  5. EX: E&M DTD Fragment <!ELEMENT ProjectDesc (GridData,MaterialList)> <!ELEMENT GridData (GridDimensions,DataFile)> <!ELEMENT GridDimensions (X,Y,Z)> Cut for brevity. <!ELEMENT DataFile (FileName,FileType,FileFormat,Compression)> <!ELEMENT FileName (#PCDATA)> <!ELEMENT FileType (#PCDATA)> <!ELEMENT FileFormat (#PCDATA)> <!ELEMENT Compression (#PCDATA)> <!ELEMENT MaterialList (Material+)> <!ELEMENT Material (Name,Color,Epsilon*,Mu*,Sigma*,Mag*)>

  6. What the DTD Tells You • What tags can be included • Parent/child relationships • The number of allowed tags of a particular type • 1 only, 0 or 1, 0 or more, 1 or more. • Names of attributes • If the tag takes parsable character data

  7. Ex: E&M Schema Fragment <schema> <element name="ProjectDesc" type="ProjectDescType"/> <complexType name="ProjectDescType"> <element name="GridData" type="GridDataType"/> <element name="MaterialList" type="MatListType"/> <complextType> <complexType name="GridDataType"> <element name="NumberOfMaterials type="int"/> <element name="GridDimensions" type="GridDimType"/> <element name="DataFile" type="DataFileType"/> </complexType> ….</schema>

  8. Schema v. DTD(a partial list) • Schemas are in XML; DTDs are not. • Schemas have several simple types (integers, strings, floats, …); DTDs treat everything as character data. • Schema complex types support inheritance • Bee complex type can be extended by drone, queen, worker subtypes. • But DTDs have been around longer.

  9. Now What? • Get a parser for your favorite language • Apache XML Project’s Xerces parser supports Java, C++, Perl • http://xml.apache.org • Write code using the parser: • Validates XML files. • Returns the DOM. • You can now navigate the XML document tree

  10. Document Object Model • Defines general entities that make up the document. • Forms a tree • Objects include • Document • Node • Element • Attribute ProjectDesc GridData MaterialList

  11. Practical Drawbacks • The DOM classes are very general.
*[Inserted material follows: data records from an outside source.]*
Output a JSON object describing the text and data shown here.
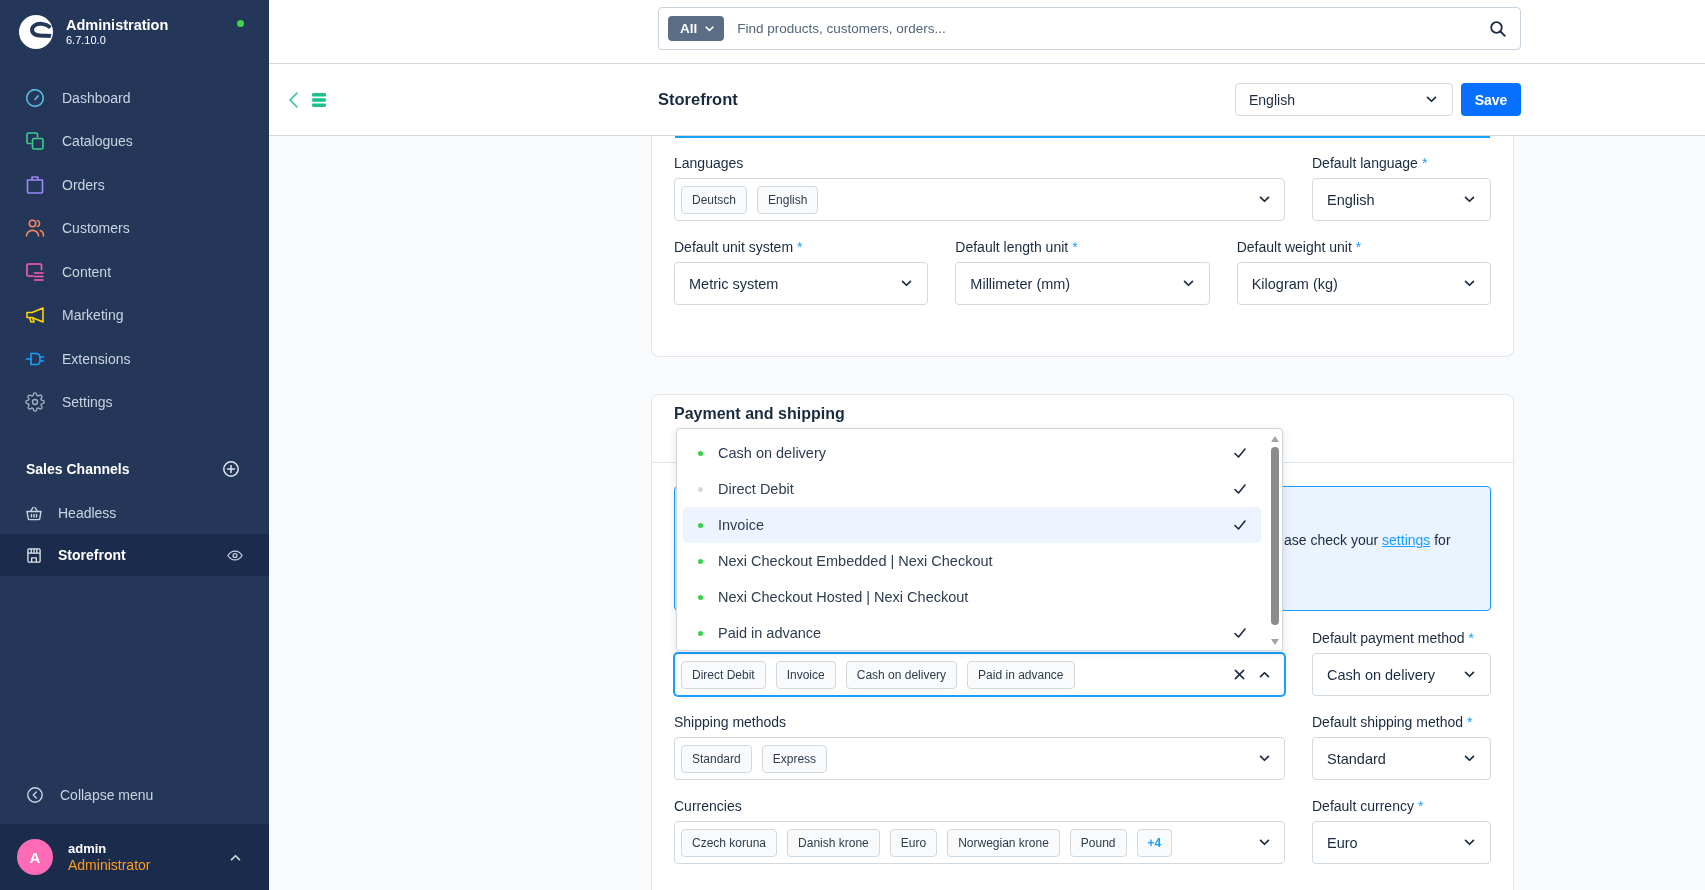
{
  "sidebar": {
    "header": {
      "title": "Administration",
      "version": "6.7.10.0"
    },
    "nav": [
      {
        "label": "Dashboard"
      },
      {
        "label": "Catalogues"
      },
      {
        "label": "Orders"
      },
      {
        "label": "Customers"
      },
      {
        "label": "Content"
      },
      {
        "label": "Marketing"
      },
      {
        "label": "Extensions"
      },
      {
        "label": "Settings"
      }
    ],
    "sales_channels": {
      "title": "Sales Channels",
      "items": [
        {
          "label": "Headless",
          "selected": false,
          "preview": false
        },
        {
          "label": "Storefront",
          "selected": true,
          "preview": true
        }
      ]
    },
    "collapse": "Collapse menu",
    "user": {
      "initial": "A",
      "name": "admin",
      "role": "Administrator"
    }
  },
  "search": {
    "scope": "All",
    "placeholder": "Find products, customers, orders..."
  },
  "smart_bar": {
    "title": "Storefront",
    "language": "English",
    "save": "Save"
  },
  "locale_card": {
    "rows": [
      [
        {
          "kind": "multi",
          "label": "Languages",
          "expanded": false,
          "tags": [
            "Deutsch",
            "English"
          ]
        },
        {
          "kind": "select",
          "label": "Default language",
          "required_mark": "*",
          "value": "English",
          "expanded": false
        }
      ],
      [
        {
          "kind": "select",
          "label": "Default unit system",
          "required_mark": "*",
          "value": "Metric system",
          "expanded": false
        },
        {
          "kind": "select",
          "label": "Default length unit",
          "required_mark": "*",
          "value": "Millimeter (mm)",
          "expanded": false
        },
        {
          "kind": "select",
          "label": "Default weight unit",
          "required_mark": "*",
          "value": "Kilogram (kg)",
          "expanded": false
        }
      ]
    ]
  },
  "payment_card": {
    "title": "Payment and shipping",
    "alert": {
      "text": "ase check your",
      "link": "settings",
      "text_after": "for"
    },
    "rows": [
      [
        {
          "kind": "multi",
          "expanded": true,
          "tags": [
            "Direct Debit",
            "Invoice",
            "Cash on delivery",
            "Paid in advance"
          ],
          "options": [
            {
              "label": "Cash on delivery",
              "color": "#37d046",
              "checked": true,
              "highlighted": false
            },
            {
              "label": "Direct Debit",
              "color": "#d1d9e0",
              "checked": true,
              "highlighted": false
            },
            {
              "label": "Invoice",
              "color": "#37d046",
              "checked": true,
              "highlighted": true
            },
            {
              "label": "Nexi Checkout Embedded | Nexi Checkout",
              "color": "#37d046",
              "checked": false,
              "highlighted": false
            },
            {
              "label": "Nexi Checkout Hosted | Nexi Checkout",
              "color": "#37d046",
              "checked": false,
              "highlighted": false
            },
            {
              "label": "Paid in advance",
              "color": "#37d046",
              "checked": true,
              "highlighted": false
            }
          ]
        },
        {
          "kind": "select",
          "label": "Default payment method",
          "required_mark": "*",
          "value": "Cash on delivery",
          "expanded": false
        }
      ],
      [
        {
          "kind": "multi",
          "label": "Shipping methods",
          "expanded": false,
          "tags": [
            "Standard",
            "Express"
          ]
        },
        {
          "kind": "select",
          "label": "Default shipping method",
          "required_mark": "*",
          "value": "Standard",
          "expanded": false
        }
      ],
      [
        {
          "kind": "multi",
          "label": "Currencies",
          "expanded": false,
          "tags": [
            "Czech koruna",
            "Danish krone",
            "Euro",
            "Norwegian krone",
            "Pound"
          ],
          "more": "+4"
        },
        {
          "kind": "select",
          "label": "Default currency",
          "required_mark": "*",
          "value": "Euro",
          "expanded": false
        }
      ]
    ]
  }
}
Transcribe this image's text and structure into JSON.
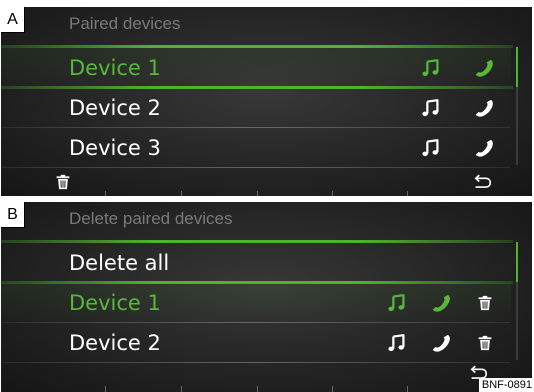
{
  "colors": {
    "accent": "#4fb330",
    "selected_text": "#58b83a",
    "text": "#ffffff",
    "header_text": "#7a7a7a"
  },
  "panel_a": {
    "label": "A",
    "header": "Paired devices",
    "rows": [
      {
        "label": "Device 1",
        "selected": true,
        "icons": [
          "music-icon",
          "phone-icon"
        ]
      },
      {
        "label": "Device 2",
        "selected": false,
        "icons": [
          "music-icon",
          "phone-icon"
        ]
      },
      {
        "label": "Device 3",
        "selected": false,
        "icons": [
          "music-icon",
          "phone-icon"
        ]
      }
    ],
    "bottom_icons": [
      "trash-icon",
      "back-icon"
    ]
  },
  "panel_b": {
    "label": "B",
    "header": "Delete paired devices",
    "rows": [
      {
        "label": "Delete all",
        "selected": false,
        "icons": []
      },
      {
        "label": "Device 1",
        "selected": true,
        "icons": [
          "music-icon",
          "phone-icon",
          "trash-icon"
        ]
      },
      {
        "label": "Device 2",
        "selected": false,
        "icons": [
          "music-icon",
          "phone-icon",
          "trash-icon"
        ]
      }
    ],
    "bottom_icons": [
      "back-icon"
    ]
  },
  "figure_ref": "BNF-0891"
}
They only provide you with the most general way of navigating the tree. • Typically for every XML dialect you create, you will have to write new code to extract the information. • It would be nice if there was a better way to do this….

  12. Automatic JavaBeans with Castor • XML trees map nicely into Java Bean components. Get/Set methods return the information. • Castor: automatically generates JavaBeans from XML and vice versa. • You just write the Bean classes (simple) and Castor handles the mapping to XML. • http://castor.exolabs.org

  13. Some Standard XML Dialects • Don’t reinvent what already exists. See http://www.w3c.org/TR • MathML • ChemistryML • SVG: Scalable Vector Graphics • SOAP: Simple Object Access Protocol • RDF: Resource Description Framework

  14. Scientific Visualization with SVG

  15. XML Namespaces • Namespaces allow you to mix different types of XML. • You can combine custom and standard tags • Ex: combine GEMML plus MathML

  16. Namespace Example <gem xmlns:gem="http://www.gem.org/gem" xmlns:m="http://www.w3c.org/TR/REC-MathML/"> <gem:analysis> <m:math> <!-- MathML expressions --> </m:math> <!-- GEM analysis content --> </gem:analysis> </gem>

  17. Additional References and Resources • Inside XML by Steven Holzner. New Riders (2001). • The W3C has a nice schema tutorial at www.w3.org/TR/xmlschema-0/ • The ARL ICE project mixes XML and HDF5: www.arl.hpc.mil/ice/XdmfUser.html • XSIL is a markup language for scientific data: www.cacr.caltech.edu/SDA/xsil